His poetry owed much to Scottish ballads and even Shakespeare. The poetry evokes a longing for a very Utopian British way of life.The poetry resonated with the strong desires for change felt by discontented country youth, in the aftermath, of the Victorian Era. After the slaughter of the First World War when people started to ask if all their sacrifices had been in vain, his poetry was read again and again.

So influential his poetry was in the first two decades of the Twentieth Century that musicians put his words and views to music before and after the war. Housman never spoke about his poetry in public until 1933 well after most, if not all, of his poetry was published.

The slender volume More Poems with its 73 pages was published posthumously by his brother Laurence who also became a writer. This Book of the Month Club selection was originally published at two dollars a high price for 1936.

The book was designed by W. A. Dwiggins, the great American typographer and book designer and printed on a beautiful high quality paper. With the top edge gilt and the gold printing on the dust jacket that now appears as darkened brown, the restrained use of color and type, the book design fits most canons set by Dwiggins’ design rules.

The blue cloth binding has an elaborate design on the spine and the front board a gold stamped design in a late Art Deco-ish design.

img945Opposite the title page is a drawing of Housman by the British painter and etcher Francis Dodd (1874-1949) in 1926, now in the collection of the National Portrait Gallery.
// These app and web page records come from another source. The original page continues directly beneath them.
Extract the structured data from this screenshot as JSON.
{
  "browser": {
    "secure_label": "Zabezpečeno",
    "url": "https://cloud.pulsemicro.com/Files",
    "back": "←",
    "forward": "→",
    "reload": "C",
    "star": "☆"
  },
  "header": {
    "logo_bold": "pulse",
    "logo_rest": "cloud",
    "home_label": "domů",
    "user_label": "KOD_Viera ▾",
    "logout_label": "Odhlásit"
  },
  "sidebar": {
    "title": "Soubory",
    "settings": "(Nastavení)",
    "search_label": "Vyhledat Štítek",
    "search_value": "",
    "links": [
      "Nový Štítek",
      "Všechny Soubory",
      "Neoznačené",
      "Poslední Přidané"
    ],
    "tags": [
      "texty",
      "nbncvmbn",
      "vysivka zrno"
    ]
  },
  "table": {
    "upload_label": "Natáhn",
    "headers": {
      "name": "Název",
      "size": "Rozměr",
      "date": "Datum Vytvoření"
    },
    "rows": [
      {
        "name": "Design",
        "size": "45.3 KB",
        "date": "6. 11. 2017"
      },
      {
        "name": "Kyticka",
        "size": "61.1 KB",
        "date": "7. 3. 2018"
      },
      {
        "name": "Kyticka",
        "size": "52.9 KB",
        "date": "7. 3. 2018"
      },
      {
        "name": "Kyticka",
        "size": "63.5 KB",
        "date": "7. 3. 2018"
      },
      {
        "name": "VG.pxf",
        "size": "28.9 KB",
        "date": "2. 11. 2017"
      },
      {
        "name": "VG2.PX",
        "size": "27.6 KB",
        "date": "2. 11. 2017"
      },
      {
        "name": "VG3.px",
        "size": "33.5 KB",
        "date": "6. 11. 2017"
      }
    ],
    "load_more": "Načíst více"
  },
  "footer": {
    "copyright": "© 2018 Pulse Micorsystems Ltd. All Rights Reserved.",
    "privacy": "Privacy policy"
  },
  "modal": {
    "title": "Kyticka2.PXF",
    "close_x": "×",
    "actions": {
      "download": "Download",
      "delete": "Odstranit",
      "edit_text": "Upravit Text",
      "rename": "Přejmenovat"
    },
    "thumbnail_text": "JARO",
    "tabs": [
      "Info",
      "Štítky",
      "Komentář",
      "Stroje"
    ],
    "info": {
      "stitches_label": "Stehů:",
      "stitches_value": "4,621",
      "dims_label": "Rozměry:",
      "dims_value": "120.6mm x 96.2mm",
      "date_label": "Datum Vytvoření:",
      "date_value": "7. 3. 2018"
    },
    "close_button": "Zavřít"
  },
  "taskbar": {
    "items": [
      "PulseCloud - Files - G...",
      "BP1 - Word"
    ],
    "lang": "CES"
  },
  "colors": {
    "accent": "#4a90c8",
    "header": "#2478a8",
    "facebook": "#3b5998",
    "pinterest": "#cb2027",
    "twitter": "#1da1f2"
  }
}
Dodd, who had studied at the Glasgow School of Art, also made a portrait of another literary great Virginia Woolf and is represented in the National Galleries Collection with 52 portraits of important figures in British life of the period.

Note how Dwiggins uses  cursive type in Housman after the capital letter H.

img948AWords of a man who knows himself and understand the ways of life very well.

img949No wonder that his poetry is still read by many including myself.img944